Says the storage card is corrupted.
So, I can’t afford the time to take it apart, mess with the drive and possibly even discover that it is truly dead.
I have to take advantage of the “upgrade” pricing that comes with committing to another year of service from T-Mobile, and upgrade him to a Windows Phone 8 system.
Then my wife gets interested in the phone, and before you know it, we’re all getting new phones.
Yes and no.
It’s always good to get a new phone, sure, and to enjoy the fun of new features. But you’ve got to reinstall, and in some cases, re-buy (my wife went from a Blackberry to an HTC 8X) all your apps. And the data is all gone. High-scores, messages, settings, there’s no good path to take data from a WP7 to a WP8, let alone from a Blackberry to a WP8.
Some apps, of course, save their data to the cloud – all my OneNote files came with me.
It’s not so bad in the future, because there’s apparently a better upgrade path from WP8 to other WP8 phones. Messages get backed up, as well as your app list and settings.
The interface to reinstall has improved over the years, from the first version, in which I only found the ability to restore apps installed directly from the Zune software; to a later version, which required a bunch of different click-through pages for each app you want to reinstall. Now, the reinstall interface is so much easier. Just go to the Windows Phone "Purchase History” page, scroll down the list of apps and click “Reinstall” on each app you want to go onto your new phone. No clicking through, no re-checking boxes about allowing location, etc.
Despite the name “Purchase History”, this page lists even those apps which I downloaded for free, whether as Trial software, or because the software was free in the first place.
That’s the good part, and that’s how I got some of my apps back. But the bad part is that this list doesn’t contain all of my free apps, just a limited, and somewhat random, selection. For instance, although it lists Amazon Fresh, the Purchase History page is missing Amazon Kindle, and Amazon Mobile, as well as the majority of my other free apps. This is not good customer experience, and if I was the author of any of the apps that aren’t easily reinstallable, I’d probably raise a big stink.

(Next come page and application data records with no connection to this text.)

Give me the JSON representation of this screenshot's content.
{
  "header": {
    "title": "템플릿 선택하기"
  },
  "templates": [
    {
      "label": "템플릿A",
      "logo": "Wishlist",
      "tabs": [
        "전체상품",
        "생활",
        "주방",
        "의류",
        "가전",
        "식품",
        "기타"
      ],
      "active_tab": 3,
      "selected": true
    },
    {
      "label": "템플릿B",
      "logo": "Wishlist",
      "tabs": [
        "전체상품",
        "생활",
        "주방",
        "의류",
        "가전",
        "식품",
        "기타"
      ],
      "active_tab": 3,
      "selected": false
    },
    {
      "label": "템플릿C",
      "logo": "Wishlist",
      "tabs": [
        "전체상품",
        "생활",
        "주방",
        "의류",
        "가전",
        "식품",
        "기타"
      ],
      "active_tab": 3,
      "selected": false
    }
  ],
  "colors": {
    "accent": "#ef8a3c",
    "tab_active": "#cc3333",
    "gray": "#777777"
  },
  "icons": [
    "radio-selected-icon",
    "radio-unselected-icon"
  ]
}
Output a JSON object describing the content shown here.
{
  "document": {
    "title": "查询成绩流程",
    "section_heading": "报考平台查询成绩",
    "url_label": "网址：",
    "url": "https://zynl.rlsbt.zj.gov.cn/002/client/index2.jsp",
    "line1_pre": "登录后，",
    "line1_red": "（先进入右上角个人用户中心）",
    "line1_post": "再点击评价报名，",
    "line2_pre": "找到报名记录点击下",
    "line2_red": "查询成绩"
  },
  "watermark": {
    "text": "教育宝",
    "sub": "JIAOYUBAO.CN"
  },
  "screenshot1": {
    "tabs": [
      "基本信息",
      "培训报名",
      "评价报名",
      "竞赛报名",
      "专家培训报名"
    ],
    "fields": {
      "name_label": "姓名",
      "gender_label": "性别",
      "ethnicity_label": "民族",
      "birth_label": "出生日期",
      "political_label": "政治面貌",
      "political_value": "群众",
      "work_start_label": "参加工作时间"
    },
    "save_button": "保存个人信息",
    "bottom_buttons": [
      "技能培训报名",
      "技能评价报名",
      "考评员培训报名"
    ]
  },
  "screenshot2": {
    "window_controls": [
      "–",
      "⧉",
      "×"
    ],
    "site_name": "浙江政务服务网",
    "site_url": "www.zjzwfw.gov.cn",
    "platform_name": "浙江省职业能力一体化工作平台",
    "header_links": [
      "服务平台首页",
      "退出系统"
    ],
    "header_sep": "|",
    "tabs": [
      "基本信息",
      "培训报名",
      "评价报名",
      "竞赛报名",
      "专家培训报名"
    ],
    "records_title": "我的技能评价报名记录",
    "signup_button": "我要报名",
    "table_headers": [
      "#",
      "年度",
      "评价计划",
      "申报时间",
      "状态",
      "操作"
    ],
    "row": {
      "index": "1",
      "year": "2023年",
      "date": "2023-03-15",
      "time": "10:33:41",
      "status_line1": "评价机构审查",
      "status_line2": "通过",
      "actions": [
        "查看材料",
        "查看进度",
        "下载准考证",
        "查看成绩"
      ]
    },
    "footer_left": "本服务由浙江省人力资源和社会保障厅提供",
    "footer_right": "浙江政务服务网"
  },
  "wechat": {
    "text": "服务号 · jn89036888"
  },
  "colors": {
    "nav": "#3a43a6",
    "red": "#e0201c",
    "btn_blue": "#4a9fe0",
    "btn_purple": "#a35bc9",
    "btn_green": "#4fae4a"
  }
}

So now, I have to go one by one through my old phone’s list of apps, finding out which aren’t on my new phone, searching for them in the store, finding them in the search results, clicking on them, then clicking “Reinstall” (the store knows I have already installed them before). This makes me more likely to not reinstall these apps, and since the majority of these are ad-funded apps, whose authors won’t make a dime unless I run them, I think that app developers have a strong incentive to ask Microsoft to fix this behaviour.
Oh, you knew that I’d have something to say about that. Well, this post’s long enough already, so I’ll leave that until next time. For now, I have to say I do like my new phone, but I’m really tired of this whole update process already.